Data ->
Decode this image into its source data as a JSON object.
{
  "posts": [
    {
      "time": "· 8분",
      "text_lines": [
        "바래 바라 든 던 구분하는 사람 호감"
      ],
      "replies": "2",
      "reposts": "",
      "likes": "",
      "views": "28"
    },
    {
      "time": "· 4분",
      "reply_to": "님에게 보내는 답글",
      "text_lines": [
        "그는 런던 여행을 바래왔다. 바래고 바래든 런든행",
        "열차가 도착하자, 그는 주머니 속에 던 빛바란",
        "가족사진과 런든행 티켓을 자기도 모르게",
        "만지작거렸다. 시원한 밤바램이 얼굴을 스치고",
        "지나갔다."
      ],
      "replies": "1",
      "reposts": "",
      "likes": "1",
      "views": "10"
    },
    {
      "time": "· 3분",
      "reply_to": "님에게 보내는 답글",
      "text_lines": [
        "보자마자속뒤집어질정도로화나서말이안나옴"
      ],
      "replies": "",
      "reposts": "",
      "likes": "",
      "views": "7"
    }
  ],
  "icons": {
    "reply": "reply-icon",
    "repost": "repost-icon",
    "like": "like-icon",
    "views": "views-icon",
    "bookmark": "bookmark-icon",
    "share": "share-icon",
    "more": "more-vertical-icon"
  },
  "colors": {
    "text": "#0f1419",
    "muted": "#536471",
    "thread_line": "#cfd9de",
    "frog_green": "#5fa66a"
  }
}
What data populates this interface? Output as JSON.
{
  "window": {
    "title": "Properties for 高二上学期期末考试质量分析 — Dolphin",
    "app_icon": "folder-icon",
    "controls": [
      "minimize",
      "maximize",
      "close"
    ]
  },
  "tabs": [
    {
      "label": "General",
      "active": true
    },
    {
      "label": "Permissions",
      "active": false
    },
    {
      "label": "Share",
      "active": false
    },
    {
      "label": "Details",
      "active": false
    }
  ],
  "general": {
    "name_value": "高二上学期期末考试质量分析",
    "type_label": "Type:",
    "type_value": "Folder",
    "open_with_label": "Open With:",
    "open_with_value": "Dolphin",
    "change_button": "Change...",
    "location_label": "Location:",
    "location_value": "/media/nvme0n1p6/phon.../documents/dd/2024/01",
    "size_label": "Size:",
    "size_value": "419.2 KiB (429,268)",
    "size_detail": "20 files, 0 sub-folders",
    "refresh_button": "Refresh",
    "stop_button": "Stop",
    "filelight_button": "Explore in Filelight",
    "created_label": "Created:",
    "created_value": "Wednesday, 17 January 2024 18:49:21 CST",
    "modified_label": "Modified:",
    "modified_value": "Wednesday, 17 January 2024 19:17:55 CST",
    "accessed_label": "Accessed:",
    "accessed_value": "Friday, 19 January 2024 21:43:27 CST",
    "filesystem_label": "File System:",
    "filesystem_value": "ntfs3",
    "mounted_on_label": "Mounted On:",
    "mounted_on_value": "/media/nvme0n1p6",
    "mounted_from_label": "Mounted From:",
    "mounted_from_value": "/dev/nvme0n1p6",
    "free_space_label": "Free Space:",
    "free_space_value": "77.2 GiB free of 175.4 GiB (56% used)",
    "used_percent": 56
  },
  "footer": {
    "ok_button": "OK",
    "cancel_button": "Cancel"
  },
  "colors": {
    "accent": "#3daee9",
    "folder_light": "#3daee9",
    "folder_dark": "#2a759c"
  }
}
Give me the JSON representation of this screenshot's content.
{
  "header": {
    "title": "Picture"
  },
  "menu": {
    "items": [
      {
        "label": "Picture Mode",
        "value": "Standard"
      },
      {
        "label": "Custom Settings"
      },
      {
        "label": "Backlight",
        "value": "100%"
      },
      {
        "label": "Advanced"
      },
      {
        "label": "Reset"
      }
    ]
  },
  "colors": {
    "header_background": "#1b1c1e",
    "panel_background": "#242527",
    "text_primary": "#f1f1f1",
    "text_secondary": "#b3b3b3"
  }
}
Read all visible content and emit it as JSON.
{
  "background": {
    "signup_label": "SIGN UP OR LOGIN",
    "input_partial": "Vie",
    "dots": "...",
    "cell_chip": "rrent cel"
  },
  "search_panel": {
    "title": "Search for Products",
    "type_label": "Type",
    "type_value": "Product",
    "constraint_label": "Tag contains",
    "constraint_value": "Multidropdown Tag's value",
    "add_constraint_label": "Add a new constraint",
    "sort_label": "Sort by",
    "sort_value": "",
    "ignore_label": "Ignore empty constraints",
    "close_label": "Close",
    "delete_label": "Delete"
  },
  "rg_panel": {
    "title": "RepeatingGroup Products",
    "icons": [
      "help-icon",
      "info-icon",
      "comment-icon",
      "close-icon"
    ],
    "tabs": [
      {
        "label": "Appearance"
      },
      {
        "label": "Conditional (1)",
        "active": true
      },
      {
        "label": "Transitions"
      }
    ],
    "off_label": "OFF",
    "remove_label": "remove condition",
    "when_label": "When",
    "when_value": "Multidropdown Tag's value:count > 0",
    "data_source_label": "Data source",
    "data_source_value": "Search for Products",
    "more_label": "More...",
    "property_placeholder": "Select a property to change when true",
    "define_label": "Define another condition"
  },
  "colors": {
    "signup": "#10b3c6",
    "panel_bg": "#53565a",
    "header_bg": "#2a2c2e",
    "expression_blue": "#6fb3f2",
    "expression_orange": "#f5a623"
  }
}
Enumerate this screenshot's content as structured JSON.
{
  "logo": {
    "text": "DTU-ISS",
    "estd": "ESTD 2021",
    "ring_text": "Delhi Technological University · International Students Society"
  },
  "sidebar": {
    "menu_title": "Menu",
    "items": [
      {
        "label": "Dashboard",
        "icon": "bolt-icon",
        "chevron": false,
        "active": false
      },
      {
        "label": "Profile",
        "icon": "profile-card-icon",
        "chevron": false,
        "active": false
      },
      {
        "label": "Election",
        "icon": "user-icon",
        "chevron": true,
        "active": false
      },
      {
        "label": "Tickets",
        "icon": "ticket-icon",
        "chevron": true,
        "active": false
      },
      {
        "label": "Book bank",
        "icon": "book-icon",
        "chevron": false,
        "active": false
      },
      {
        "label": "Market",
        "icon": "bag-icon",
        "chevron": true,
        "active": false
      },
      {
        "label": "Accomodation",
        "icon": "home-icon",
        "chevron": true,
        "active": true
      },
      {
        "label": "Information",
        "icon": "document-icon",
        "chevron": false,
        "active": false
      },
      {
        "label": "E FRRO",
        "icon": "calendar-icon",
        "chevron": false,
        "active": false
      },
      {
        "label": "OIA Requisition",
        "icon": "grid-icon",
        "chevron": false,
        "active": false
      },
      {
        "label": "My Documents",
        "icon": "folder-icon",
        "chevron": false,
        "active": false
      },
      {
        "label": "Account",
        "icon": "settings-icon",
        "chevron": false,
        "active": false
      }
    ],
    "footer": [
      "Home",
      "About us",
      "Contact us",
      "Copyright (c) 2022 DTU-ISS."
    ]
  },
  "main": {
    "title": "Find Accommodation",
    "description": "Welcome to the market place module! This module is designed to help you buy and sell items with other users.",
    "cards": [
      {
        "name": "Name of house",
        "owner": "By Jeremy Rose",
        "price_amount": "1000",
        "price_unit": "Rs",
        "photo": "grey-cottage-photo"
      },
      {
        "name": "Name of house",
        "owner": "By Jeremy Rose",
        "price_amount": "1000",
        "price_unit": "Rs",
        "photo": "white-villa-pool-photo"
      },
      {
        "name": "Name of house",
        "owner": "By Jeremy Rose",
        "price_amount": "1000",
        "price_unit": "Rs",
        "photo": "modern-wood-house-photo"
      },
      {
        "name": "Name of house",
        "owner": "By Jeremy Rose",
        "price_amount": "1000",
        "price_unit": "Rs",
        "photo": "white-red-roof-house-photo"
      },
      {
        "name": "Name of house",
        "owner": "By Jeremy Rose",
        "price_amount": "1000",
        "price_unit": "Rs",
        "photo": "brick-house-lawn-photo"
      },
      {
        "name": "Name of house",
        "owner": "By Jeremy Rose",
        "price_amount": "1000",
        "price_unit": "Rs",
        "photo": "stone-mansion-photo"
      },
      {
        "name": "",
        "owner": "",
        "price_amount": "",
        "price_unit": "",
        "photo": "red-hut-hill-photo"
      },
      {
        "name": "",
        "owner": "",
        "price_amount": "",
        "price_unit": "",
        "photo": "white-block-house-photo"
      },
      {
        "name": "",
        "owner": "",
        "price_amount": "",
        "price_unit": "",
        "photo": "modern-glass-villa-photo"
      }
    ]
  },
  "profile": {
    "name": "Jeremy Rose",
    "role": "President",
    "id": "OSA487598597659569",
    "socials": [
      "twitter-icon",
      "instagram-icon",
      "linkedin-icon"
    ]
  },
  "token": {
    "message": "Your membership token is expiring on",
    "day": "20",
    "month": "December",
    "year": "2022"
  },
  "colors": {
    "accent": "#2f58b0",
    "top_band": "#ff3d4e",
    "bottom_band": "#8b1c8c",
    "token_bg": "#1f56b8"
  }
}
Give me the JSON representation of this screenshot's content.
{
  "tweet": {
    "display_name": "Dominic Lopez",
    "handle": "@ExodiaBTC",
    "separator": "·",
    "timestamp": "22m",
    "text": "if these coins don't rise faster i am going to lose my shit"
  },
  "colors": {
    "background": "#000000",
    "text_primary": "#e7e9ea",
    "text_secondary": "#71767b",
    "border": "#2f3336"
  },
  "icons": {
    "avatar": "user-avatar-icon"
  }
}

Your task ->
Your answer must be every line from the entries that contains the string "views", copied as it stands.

Problem solution ->
      "views": "28"
      "views": "10"
      "views": "7"
    "views": "views-icon",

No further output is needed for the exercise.